(Dataset items)
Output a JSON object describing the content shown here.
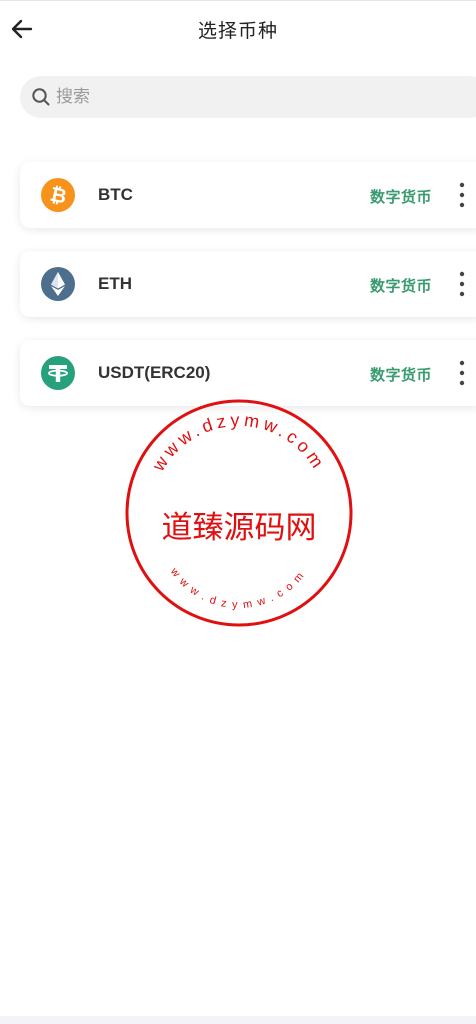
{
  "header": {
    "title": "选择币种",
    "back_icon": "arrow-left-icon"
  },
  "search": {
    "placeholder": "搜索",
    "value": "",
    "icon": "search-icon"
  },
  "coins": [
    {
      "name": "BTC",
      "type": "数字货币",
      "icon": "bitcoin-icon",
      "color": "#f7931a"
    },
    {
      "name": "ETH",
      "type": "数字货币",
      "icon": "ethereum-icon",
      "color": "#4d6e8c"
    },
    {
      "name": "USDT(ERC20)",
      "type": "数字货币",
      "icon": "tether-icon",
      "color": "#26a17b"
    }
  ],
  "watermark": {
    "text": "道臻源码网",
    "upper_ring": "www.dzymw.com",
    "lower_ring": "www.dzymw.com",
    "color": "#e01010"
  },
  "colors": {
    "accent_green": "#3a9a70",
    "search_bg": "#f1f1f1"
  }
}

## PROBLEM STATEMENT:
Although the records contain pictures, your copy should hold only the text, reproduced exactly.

## ANSWER TO THE EXERCISE:
Output a JSON object describing the content shown here.
{
  "header": {
    "title": "选择币种",
    "back_icon": "arrow-left-icon"
  },
  "search": {
    "placeholder": "搜索",
    "value": "",
    "icon": "search-icon"
  },
  "coins": [
    {
      "name": "BTC",
      "type": "数字货币",
      "icon": "bitcoin-icon",
      "color": "#f7931a"
    },
    {
      "name": "ETH",
      "type": "数字货币",
      "icon": "ethereum-icon",
      "color": "#4d6e8c"
    },
    {
      "name": "USDT(ERC20)",
      "type": "数字货币",
      "icon": "tether-icon",
      "color": "#26a17b"
    }
  ],
  "watermark": {
    "text": "道臻源码网",
    "upper_ring": "www.dzymw.com",
    "lower_ring": "www.dzymw.com",
    "color": "#e01010"
  },
  "colors": {
    "accent_green": "#3a9a70",
    "search_bg": "#f1f1f1"
  }
}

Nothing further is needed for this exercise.